Getting Into the MBA Program: mbaMission’s Duke University Fuqua School of Business Essay Analysis, 2014–2015
These days, Duke University’s Fuqua School of Business is a veritable maverick in that it offers applicants vast opportunities to tell their stories. In its first three very short “essays,” applicants reveal their goals. In its second “essay,” applicants create a list of what should be far more than 25 diverse accomplishments and experiences. Then, applicants choose from two essay options in order to reveal fit with the Fuqua program. As admissions committees seemingly limit more and more applicants’ flexibility, Fuqua ensures that applicants can offer all of themselves. So, Fuqua may be a little more work for some applicants, but the payoff should be there in the form of creative control!
Required Short Answer Questions Instructions: Answer all 3 of the following questions. For each short answer question, respond in 250 characters only (the equivalent of about 50 words).
- What are your short-term goals, post-MBA?
- What are your long-term
The Wharton School of the University of Pennsylvania has decreased its number of application essays to just two this year and is giving candidates a whopping 900 words with which to distinguish themselves. We surmise that the influx of application essays can be overwhelming for the school’s overworked admissions officers, who find them somewhat deadening over time. So, by cutting back the program’s application requirements, they are able to stay sharp and still get what they need from you as an applicant. While this change may be helpful on the school’s end, the limitations make your job much harder. Wharton gives you a mostly boilerplate personal statement and a rather Harvard Business School–esque “discuss what you want” style prompt—seemingly not a lot of latitude with which to make an impression, but the key word here is “seemingly.” The smart applicant will make use of Essay 2 in particular to stand … Read full post
The Ross School of Business at the University of Michigan has refashioned its essay questions, going “smaller” with its requirements, as have several other schools this application season. Ross’s broadly worded essay prompts give you ample breadth—if not an overabundance of words—in which to tell your story. As always, think carefully about what you want to say and the impression you want to make before you start writing, because more opportunity lurks here than you might realize at first.
Essay 1: What are you most proud of professionally and why? What did you learn from that experience? (400 words)
Many applicants who read this essay prompt will conclude that they have an opportunity here to share just one anecdote. However, you actually have another option. You could, of course, take a “task-oriented” approach, showing how you did one thing remarkably well, or you might consider taking a thematic approach, presenting … Read full post

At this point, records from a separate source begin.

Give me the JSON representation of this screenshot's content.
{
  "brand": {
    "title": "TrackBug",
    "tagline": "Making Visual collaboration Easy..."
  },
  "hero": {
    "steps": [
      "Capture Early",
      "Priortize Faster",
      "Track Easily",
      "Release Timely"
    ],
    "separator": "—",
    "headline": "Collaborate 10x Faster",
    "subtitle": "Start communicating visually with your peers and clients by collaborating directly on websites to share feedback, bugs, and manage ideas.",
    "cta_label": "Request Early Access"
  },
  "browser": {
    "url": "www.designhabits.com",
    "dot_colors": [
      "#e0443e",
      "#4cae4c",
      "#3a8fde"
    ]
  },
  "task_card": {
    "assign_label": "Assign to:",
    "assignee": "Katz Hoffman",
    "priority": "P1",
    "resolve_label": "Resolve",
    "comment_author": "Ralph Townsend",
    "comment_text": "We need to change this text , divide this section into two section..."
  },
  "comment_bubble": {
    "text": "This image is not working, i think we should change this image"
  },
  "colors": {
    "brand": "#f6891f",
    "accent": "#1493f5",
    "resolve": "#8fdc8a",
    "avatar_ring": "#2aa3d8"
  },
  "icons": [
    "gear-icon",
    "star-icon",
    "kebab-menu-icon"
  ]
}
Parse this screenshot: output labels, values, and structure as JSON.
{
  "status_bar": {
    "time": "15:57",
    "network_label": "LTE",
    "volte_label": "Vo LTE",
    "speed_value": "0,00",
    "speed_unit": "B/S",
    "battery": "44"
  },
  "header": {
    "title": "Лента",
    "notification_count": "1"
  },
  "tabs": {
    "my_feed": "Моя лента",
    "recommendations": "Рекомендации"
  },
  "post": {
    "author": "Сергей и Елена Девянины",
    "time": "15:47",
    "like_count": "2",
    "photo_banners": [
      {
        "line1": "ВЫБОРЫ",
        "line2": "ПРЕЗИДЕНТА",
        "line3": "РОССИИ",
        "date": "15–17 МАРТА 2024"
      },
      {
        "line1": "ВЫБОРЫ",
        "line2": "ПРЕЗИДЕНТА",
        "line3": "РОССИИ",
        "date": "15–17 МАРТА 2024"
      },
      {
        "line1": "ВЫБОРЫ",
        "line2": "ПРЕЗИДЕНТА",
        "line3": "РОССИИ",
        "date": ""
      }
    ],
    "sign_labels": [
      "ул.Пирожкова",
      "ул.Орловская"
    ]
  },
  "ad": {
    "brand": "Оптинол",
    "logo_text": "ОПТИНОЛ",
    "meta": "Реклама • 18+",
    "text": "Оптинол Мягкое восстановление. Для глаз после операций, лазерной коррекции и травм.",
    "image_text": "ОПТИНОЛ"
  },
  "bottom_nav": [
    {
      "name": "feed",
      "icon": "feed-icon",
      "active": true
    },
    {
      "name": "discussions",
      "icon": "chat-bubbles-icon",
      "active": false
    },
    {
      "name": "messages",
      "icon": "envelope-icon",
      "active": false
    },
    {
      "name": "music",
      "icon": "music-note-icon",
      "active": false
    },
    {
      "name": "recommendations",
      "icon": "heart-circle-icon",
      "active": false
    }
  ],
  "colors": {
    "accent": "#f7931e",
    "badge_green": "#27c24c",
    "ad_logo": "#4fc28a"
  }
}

The Graduate Management Admission Council (GMAC) announced on Wednesday that prospective business students taking the GMAT will now be able to preview their unofficial scores on Test Day before deciding whether to report or cancel them. This change will be effective for all GMAT test takers at all testing locations starting on June 27, 2014.
Up until now, GMAT test takers have been given the option of reporting or canceling their scores immediately after taking the test but before seeing their unofficial scores. Under the new process, test takers will see their unofficial scores — Integrated Reasoning, Quantitative, Verbal, and Total — and will be given two minutes to decide whether or not to accept them. If a choice is not made, their scores will be canceled by default. In addition, test takers who decide to cancel their scores at the test center will be able to reinstate them within … Read full post